  1. How much of a role did stricter environmental regulation play in companies relocating? 
  2. How much of Trump's anti-climate rhetoric is really a coded signal to his supporters that this is how he plans to get manufacturing back?




Curt Newton's picture

I share your sense, Rajesh,

I share your sense, Rajesh, that many countries like the U.S. take advantage of outsourcing manufacturing emissions to China and other developing countries.

Sad to witness simultaneous bragging about reducing national emissions and casting blame on one's production partners for their rapid emissions growth. But in terms of magnitude, I think outsourcing has so far mostly been a matter of pure cost economics (and global trade liberalization) moreso than a race to the environmental bottom.

Here's some actual research on emissions outsourcing. 

From Brad Plumer, "A closer look at how rich countries “outsource” their CO2 emissions to poorer ones," (Vox April 18, 2017):

  • "During the early 2000s, these “emissions transfers” were growing at a stunning pace, nearly 11 percent per year, as more and more Western manufacturing was shifting to Asia."
  • "In China, roughly 87 percent of the steel and 99 percent of the cement produced is consumed domestically. The vast bulk of the country’s climate pollution isn’t being driven by foreigners; it’s being driven by domestic growth. In fact, one notable trend in China is the outsourcing of emissions within the country’s own borders...China’s richer coastal provinces tended to consume a lot of goods made in the poorer inland provinces."

And from Yue Maggie Zhou, "When some US firms move production overseas, they also offshore their pollution" (The Conversation, May 18, 2017)
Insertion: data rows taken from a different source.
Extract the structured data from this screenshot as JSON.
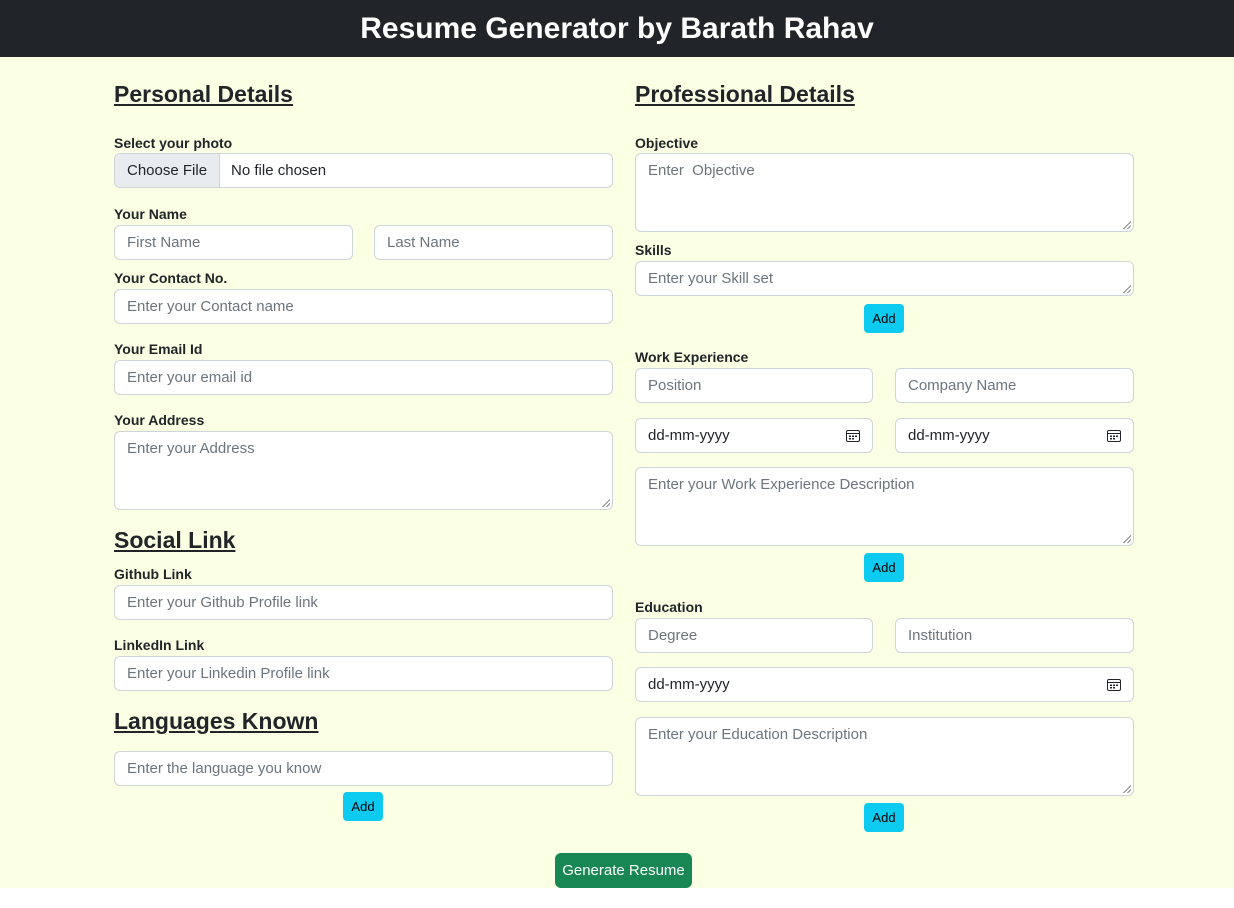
{
  "header": {
    "title": "Resume Generator by Barath Rahav"
  },
  "personal": {
    "title": "Personal Details",
    "photo_label": "Select your photo",
    "choose_file": "Choose File",
    "no_file": "No file chosen",
    "name_label": "Your Name",
    "first_name_placeholder": "First Name",
    "last_name_placeholder": "Last Name",
    "contact_label": "Your Contact No.",
    "contact_placeholder": "Enter your Contact name",
    "email_label": "Your Email Id",
    "email_placeholder": "Enter your email id",
    "address_label": "Your Address",
    "address_placeholder": "Enter your Address"
  },
  "social": {
    "title": "Social Link",
    "github_label": "Github Link",
    "github_placeholder": "Enter your Github Profile link",
    "linkedin_label": "LinkedIn Link",
    "linkedin_placeholder": "Enter your Linkedin Profile link"
  },
  "languages": {
    "title": "Languages Known",
    "placeholder": "Enter the language you know",
    "add": "Add"
  },
  "professional": {
    "title": "Professional Details",
    "objective_label": "Objective",
    "objective_placeholder": "Enter  Objective",
    "skills_label": "Skills",
    "skills_placeholder": "Enter your Skill set",
    "skills_add": "Add"
  },
  "work": {
    "label": "Work Experience",
    "position_placeholder": "Position",
    "company_placeholder": "Company Name",
    "start_date": "dd-mm-yyyy",
    "end_date": "dd-mm-yyyy",
    "description_placeholder": "Enter your Work Experience Description",
    "add": "Add"
  },
  "education": {
    "label": "Education",
    "degree_placeholder": "Degree",
    "institution_placeholder": "Institution",
    "date": "dd-mm-yyyy",
    "description_placeholder": "Enter your Education Description",
    "add": "Add"
  },
  "actions": {
    "generate": "Generate Resume"
  },
  "colors": {
    "header_bg": "#212529",
    "page_bg": "#fbffe3",
    "add_button": "#0dcaf0",
    "generate_button": "#198754"
  },
  "icons": {
    "date_picker": "calendar-icon"
  }
}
  • "One recent study calculates that 17 to 36 percent of four major air pollutants emitted in China come from production for export. Among these export-related emissions, about 21 percent come from the production of goods for the United States."
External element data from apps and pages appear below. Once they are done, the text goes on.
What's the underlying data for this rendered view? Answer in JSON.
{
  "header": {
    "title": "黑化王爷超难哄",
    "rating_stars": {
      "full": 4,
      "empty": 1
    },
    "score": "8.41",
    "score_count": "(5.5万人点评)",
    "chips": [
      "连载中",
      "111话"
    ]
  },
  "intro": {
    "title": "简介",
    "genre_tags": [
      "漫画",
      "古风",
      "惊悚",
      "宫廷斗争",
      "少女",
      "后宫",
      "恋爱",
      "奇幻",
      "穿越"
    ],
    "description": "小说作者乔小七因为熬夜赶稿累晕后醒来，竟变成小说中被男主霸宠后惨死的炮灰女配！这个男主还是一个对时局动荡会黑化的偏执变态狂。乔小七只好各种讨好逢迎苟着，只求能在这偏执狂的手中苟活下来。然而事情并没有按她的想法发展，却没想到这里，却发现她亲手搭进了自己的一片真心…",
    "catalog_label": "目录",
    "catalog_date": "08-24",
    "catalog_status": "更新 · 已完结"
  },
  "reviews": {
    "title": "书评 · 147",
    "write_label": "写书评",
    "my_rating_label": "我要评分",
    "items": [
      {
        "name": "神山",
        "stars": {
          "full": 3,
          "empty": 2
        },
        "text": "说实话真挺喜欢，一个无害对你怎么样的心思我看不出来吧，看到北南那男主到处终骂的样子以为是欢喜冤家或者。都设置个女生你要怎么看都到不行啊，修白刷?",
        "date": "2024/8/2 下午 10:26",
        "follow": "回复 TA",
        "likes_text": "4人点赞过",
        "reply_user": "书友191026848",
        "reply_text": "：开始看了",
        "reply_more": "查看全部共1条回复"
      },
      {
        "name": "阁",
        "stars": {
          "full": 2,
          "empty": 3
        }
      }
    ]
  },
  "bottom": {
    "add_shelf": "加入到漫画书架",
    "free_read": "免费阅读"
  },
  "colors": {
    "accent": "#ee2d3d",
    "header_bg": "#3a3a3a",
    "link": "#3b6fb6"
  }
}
What to do about this? Many carbon pricing proposals include border taxes on the emissions footprint of imported goods, so that imported good don't get a free ride. But these adjustments are easier said than done. We have a long way to go to create trustworthy emissions footprint data about all our stuff, to say nothing of the political will needed to put carbon pricing policies in place.
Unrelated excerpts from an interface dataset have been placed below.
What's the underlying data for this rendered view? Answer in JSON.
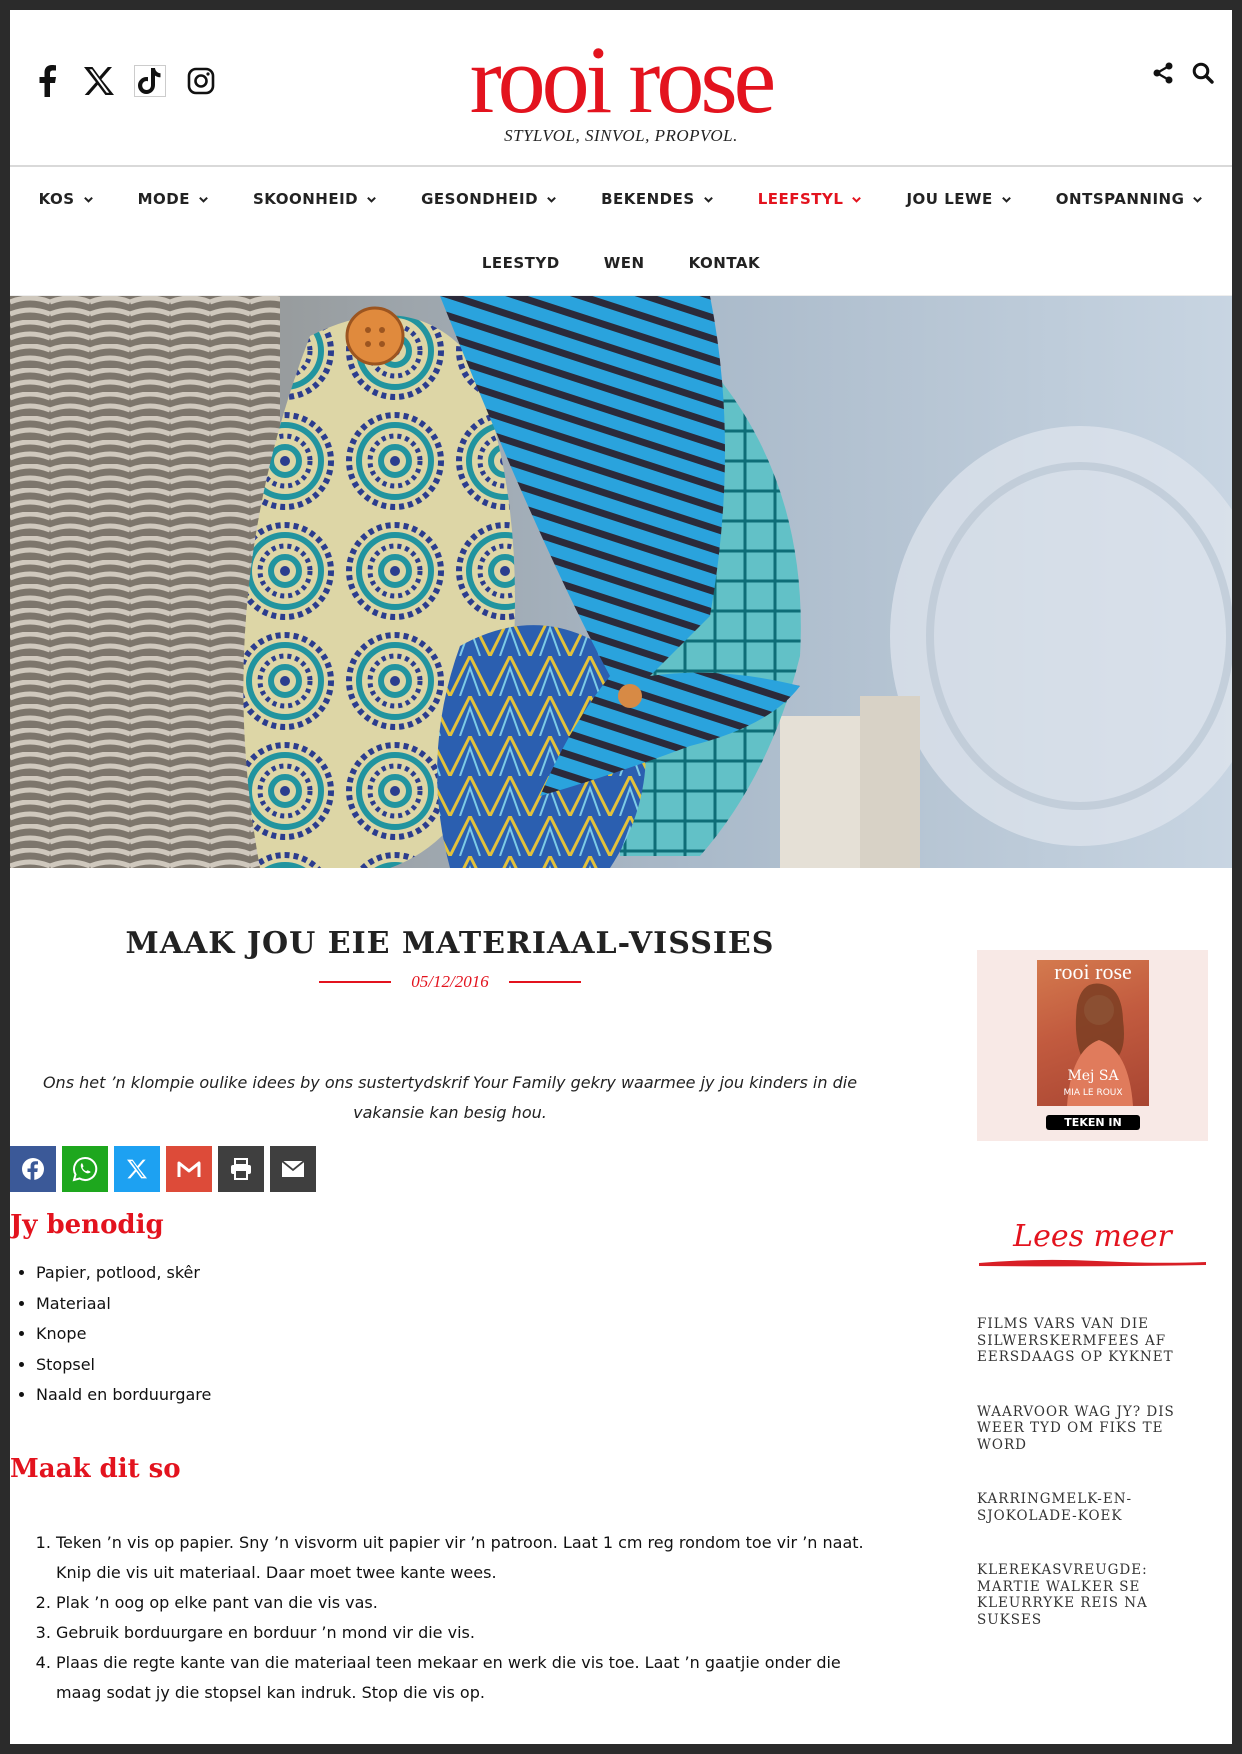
{
  "site": {
    "logo": "rooi rose",
    "tagline": "STYLVOL, SINVOL, PROPVOL."
  },
  "nav": {
    "row1": [
      {
        "label": "KOS",
        "active": false
      },
      {
        "label": "MODE",
        "active": false
      },
      {
        "label": "SKOONHEID",
        "active": false
      },
      {
        "label": "GESONDHEID",
        "active": false
      },
      {
        "label": "BEKENDES",
        "active": false
      },
      {
        "label": "LEEFSTYL",
        "active": true
      },
      {
        "label": "JOU LEWE",
        "active": false
      },
      {
        "label": "ONTSPANNING",
        "active": false
      }
    ],
    "row2": [
      {
        "label": "LEESTYD"
      },
      {
        "label": "WEN"
      },
      {
        "label": "KONTAK"
      }
    ]
  },
  "article": {
    "title": "MAAK JOU EIE MATERIAAL-VISSIES",
    "date": "05/12/2016",
    "intro": "Ons het ’n klompie oulike idees by ons sustertydskrif Your Family gekry waarmee jy jou kinders in die vakansie kan besig hou.",
    "needs_heading": "Jy benodig",
    "needs": [
      "Papier, potlood, skêr",
      "Materiaal",
      "Knope",
      "Stopsel",
      "Naald en borduurgare"
    ],
    "steps_heading": "Maak dit so",
    "steps": [
      "Teken ’n vis op papier. Sny ’n visvorm uit papier vir ’n patroon. Laat 1 cm reg rondom toe vir ’n naat. Knip die vis uit materiaal. Daar moet twee kante wees.",
      "Plak ’n oog op elke pant van die vis vas.",
      "Gebruik borduurgare en borduur ’n mond vir die vis.",
      "Plaas die regte kante van die materiaal teen mekaar en werk die vis toe. Laat ’n gaatjie onder die maag sodat jy die stopsel kan indruk. Stop die vis op."
    ]
  },
  "share_buttons": [
    {
      "name": "facebook",
      "color": "#3b5998"
    },
    {
      "name": "whatsapp",
      "color": "#1ea71e"
    },
    {
      "name": "x",
      "color": "#1da1f2"
    },
    {
      "name": "gmail",
      "color": "#dd4b39"
    },
    {
      "name": "print",
      "color": "#3f3f3f"
    },
    {
      "name": "email",
      "color": "#3f3f3f"
    }
  ],
  "sidebar": {
    "magazine": {
      "logo": "rooi rose",
      "cover_line": "Mej SA",
      "cover_sub": "MIA LE ROUX",
      "cta": "TEKEN IN"
    },
    "lees_meer_title": "Lees meer",
    "lees_meer": [
      "FILMS VARS VAN DIE SILWERSKERMFEES AF EERSDAAGS OP KYKNET",
      "WAARVOOR WAG JY? DIS WEER TYD OM FIKS TE WORD",
      "KARRINGMELK-EN-SJOKOLADE-KOEK",
      "KLEREKASVREUGDE: MARTIE WALKER SE KLEURRYKE REIS NA SUKSES"
    ]
  },
  "colors": {
    "brand_red": "#e3131e",
    "promo_bg": "#f8e9e6"
  }
}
Mark Brown's picture

This a very interesting angle

This a very interesting angle. Increased carbon output follows wherever manufacturing moves. As we offshore industrial production, we export externalities.

Something I found so surprising when I recently went back to Carter's so called "Crisis of Confidence" speech to the American People, was how different it sounded to my 2017 ears, compared to how it's been characterized by popular history.

My interpretation of this speech today  -- which is a very interesting 30 minutes to watch -- is that Carter was actually laying the groundwork for an American vision of energy independence and a sustainable future. The only "crisis of confidence" was that it was going to be a difficult transition. 

Hearing his words today -- and admittedly I'm cherry-picking here, because there's a lot of pushing coal throughout this speech to reduce dependence on middle eastern petroleum -- he sounds prescient (his plan gets unveiled at around 19:00 minutes):

"To give us energy security, I am asking for the most massive peacetime commitment of funds and resources in our nation’s history to develop America’s own alternative sources of fuel -- from coal, from oil shale, from plant products for gasohol, from unconventional gas, from the sun.

I propose the creation of an energy security corporation to lead this effort to replace two and a half million barrels of imported oil per day by 1990. The corporation will issue up to five billion dollars in energy bonds, and I especially want them to be in small denominations so average Americans can invest directly in America’s energy security.

Just as a similar synthetic rubber corporation helped us win World War II, so will we mobilize American determination and ability to win the energy war. Moreover, I will soon submit legislation to Congress calling for the creation of this nation’s first solar bank which will help us achieve the crucial goal of twenty percent of our energy coming from solar power by the year 2000.


The speech is on youtube: